(Stored data entries)
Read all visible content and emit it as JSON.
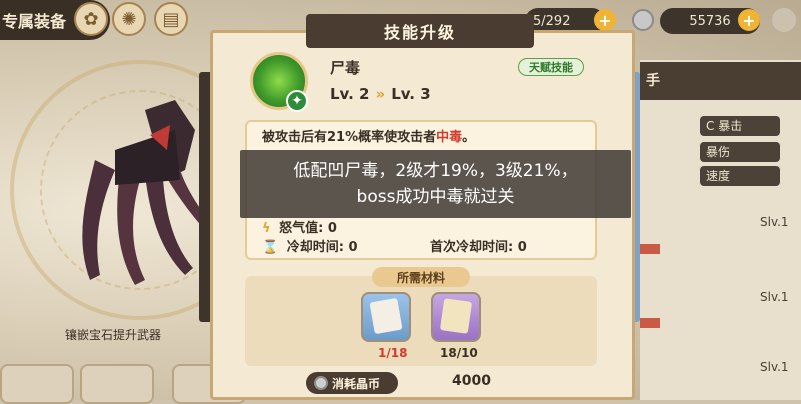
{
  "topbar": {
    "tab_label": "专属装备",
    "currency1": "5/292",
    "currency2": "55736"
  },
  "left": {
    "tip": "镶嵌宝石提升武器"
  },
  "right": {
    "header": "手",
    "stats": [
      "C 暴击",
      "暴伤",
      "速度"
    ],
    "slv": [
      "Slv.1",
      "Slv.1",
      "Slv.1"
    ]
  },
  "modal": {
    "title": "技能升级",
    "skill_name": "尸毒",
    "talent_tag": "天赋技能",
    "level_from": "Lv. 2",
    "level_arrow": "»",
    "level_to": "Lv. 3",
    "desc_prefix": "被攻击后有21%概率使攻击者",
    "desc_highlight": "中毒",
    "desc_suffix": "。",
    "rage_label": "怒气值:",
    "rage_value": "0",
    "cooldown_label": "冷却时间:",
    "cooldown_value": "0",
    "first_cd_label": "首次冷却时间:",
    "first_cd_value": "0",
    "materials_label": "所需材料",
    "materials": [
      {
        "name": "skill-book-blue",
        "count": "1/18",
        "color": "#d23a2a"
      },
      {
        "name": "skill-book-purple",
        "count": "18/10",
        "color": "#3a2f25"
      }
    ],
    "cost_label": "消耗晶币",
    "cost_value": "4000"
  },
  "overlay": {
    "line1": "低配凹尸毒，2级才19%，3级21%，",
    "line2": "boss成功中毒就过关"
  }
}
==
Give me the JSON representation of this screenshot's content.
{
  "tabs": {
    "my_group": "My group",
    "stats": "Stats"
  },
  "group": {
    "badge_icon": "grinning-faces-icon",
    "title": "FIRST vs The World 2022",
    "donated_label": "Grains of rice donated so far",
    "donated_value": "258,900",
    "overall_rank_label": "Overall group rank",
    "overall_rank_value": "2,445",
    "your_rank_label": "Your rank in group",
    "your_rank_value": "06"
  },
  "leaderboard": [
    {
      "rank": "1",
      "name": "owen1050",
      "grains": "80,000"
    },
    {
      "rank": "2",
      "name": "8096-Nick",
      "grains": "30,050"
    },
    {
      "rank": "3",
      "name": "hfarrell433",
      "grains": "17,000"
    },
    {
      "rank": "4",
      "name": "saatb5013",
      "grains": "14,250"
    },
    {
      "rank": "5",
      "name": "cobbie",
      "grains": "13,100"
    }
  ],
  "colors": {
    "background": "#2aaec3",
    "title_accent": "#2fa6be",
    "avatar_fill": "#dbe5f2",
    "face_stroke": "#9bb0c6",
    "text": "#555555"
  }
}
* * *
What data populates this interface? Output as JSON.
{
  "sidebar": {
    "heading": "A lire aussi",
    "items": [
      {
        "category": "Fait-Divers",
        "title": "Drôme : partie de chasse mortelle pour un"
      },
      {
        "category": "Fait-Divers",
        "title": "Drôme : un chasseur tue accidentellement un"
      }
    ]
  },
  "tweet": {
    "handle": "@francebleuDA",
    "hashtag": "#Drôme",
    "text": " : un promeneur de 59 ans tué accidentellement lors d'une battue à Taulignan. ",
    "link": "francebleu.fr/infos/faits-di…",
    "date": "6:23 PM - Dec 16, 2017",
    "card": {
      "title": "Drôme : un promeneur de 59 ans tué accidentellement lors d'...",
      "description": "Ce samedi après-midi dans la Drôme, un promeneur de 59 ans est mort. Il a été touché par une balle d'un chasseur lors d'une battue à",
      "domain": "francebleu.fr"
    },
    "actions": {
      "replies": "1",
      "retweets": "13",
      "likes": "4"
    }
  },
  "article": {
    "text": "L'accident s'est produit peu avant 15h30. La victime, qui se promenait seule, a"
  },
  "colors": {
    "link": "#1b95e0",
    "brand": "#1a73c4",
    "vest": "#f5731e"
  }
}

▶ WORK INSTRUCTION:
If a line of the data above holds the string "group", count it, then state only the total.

▶ FINAL ANSWER:
4